As the size and extent of biological data sets grow, scientists turn to new quantitative techniques, such as network analysis, to understand biological complexity over large scales. For network analysis of microbial datasets, topological ‘co-occurrence’ networks are generated from correlative metrics, in which nodes represent observed variables and significant correlations are represented by the edges connecting them. We used an unprecedented decade-long time series of freshwater bacterioplankton molecular community fingerprints to test the following hypotheses: (1) community co-occurrence networks from this sample set are non-random, (2) seasonality explains the organization and complexity of co-occurrence networks, and (3) community richness and diversity correlate to co-occurrence network complexity.
Eutrophication, the over-enrichment of freshwaters with nutrients, is caused by complex interactions of people and ecosystems that are hard to manage. A long-term perspective shows how management can adapt to changing social and ecological realities, learning from failures and building on successes.
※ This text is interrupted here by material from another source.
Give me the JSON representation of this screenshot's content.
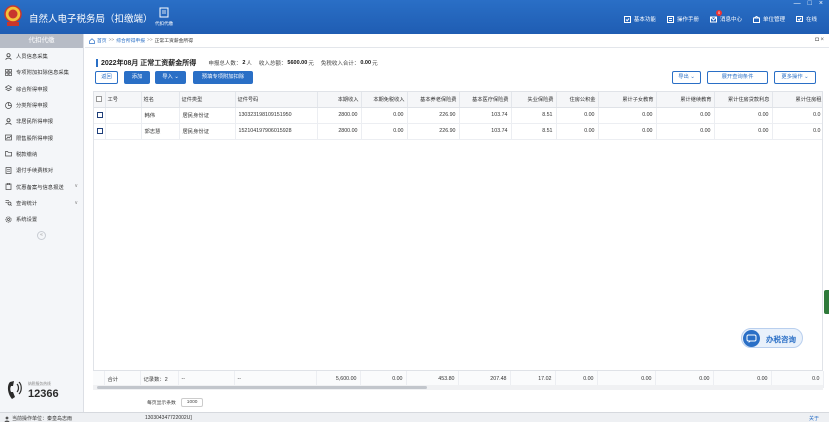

This material is based upon work supported by the National Science Foundation under Cooperative Agreement #DEB-0822700, NTL LTER. Any opinions, findings, conclusions, or recommendations expressed in the material are those of the author(s) and do not necessarily reflect the views of the National Science Foundation.